About Woodland Plantation

Built in 1834, Woodland Plantation is the legacy of William Johnson, the first American chief river pilot and prosperous sugar cane baron. This was a time when sugar can flourished as the new “white gold.” Over the years Woodland withstood the torment of several hurricanes and saw many changes, including serving as a haven for bootleggers during prohibition.

Completely restored in 1998, Woodland is home to five unique buildings situated on 50 pristine acres along the mighty Mississippi River and stands today as the only remaining plantation home in the Delta on the west bank of the Mississippi River.

On the property, you can enjoy a walk along the river levee, do some birding, socialize in Spirits Hall or just relax on your porch. And don’t forget Buddy, the resident alligator, who is available for photo sessions most afternoons during the warm months.

1834

Originally Established

1999

Renovated & Opened as Inn

These natural habitats which contain a wide diversity of Flora and Wildlife provide as powerful an allure as that of its cultural heritage. On Woodland Plantation stands one of the oldest cypress trees in Louisiana. It has been named Louisiana Purchase Cypress Legacy #4, September 2003.

Woodland Plantation is partner attraction of America’s Wetland campaign to save coastal Louisiana. America’s Wetland, a valuable landscape extending along Louisiana’s coast, is disappearing at a rate of 25 square miles per year. As it disappears, an area of world ecological significance and strategic importance to our national economic and energy security is at risk. Go to Americaswetland.com to learn more.

Planning something special?

We’re Ready to Host Your Wedding Vacation Conference Retreat Fishing Trip at Woodland Plantation

Does this label look familiar?

Look closer! The art work on this Southern Comfort label is Woodland Plantation. Woodland was depicted on the Southern Comfort label for 75 years, from 1934 to 2009.
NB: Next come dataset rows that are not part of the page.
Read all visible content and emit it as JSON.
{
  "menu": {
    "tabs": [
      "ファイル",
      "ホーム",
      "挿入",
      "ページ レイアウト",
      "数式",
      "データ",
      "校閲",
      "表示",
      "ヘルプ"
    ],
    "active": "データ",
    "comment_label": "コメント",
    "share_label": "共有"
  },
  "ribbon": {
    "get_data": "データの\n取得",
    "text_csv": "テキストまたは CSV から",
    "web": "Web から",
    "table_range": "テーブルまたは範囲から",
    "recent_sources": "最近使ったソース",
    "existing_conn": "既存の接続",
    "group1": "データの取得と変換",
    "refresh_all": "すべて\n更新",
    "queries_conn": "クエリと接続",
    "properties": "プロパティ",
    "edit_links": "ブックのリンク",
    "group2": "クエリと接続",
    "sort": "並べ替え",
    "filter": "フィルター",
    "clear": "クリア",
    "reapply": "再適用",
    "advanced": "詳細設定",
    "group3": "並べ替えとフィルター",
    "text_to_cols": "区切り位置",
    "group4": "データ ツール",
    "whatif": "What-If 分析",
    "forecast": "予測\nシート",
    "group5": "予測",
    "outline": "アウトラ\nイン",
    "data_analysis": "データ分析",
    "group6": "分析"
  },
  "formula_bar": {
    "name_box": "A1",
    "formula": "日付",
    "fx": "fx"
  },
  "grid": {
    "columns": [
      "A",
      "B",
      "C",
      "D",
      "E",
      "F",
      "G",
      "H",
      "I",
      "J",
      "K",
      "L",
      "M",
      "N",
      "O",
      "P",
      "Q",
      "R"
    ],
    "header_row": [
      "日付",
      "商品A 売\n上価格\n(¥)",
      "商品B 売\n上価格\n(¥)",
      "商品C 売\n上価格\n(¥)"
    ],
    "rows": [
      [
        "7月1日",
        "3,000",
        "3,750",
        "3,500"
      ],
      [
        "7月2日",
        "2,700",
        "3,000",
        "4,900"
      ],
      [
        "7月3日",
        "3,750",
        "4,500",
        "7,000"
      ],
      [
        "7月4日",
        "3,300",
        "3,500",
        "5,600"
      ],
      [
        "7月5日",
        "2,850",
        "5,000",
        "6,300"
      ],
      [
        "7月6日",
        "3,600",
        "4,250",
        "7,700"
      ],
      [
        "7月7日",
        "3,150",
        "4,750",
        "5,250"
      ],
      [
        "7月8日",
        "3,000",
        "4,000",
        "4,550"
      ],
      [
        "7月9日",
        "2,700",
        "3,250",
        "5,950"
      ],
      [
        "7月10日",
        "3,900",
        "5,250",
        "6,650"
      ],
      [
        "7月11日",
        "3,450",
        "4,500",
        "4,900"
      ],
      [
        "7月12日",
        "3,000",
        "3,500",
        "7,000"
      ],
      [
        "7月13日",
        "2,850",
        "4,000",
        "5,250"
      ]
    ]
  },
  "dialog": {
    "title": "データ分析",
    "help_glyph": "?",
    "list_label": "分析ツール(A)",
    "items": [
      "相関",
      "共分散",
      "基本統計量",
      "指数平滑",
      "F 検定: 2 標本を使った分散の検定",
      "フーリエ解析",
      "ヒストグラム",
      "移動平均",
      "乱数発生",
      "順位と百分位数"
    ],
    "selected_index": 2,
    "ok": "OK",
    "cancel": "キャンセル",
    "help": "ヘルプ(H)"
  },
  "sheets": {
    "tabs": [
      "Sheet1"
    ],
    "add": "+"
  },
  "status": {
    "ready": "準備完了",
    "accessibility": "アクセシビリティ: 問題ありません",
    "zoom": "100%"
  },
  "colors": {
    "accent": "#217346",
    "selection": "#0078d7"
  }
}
ACCOMMODATIONS

Woodland Plantation is home to five unique buildings on 50 pristine acres along the Mississippi River.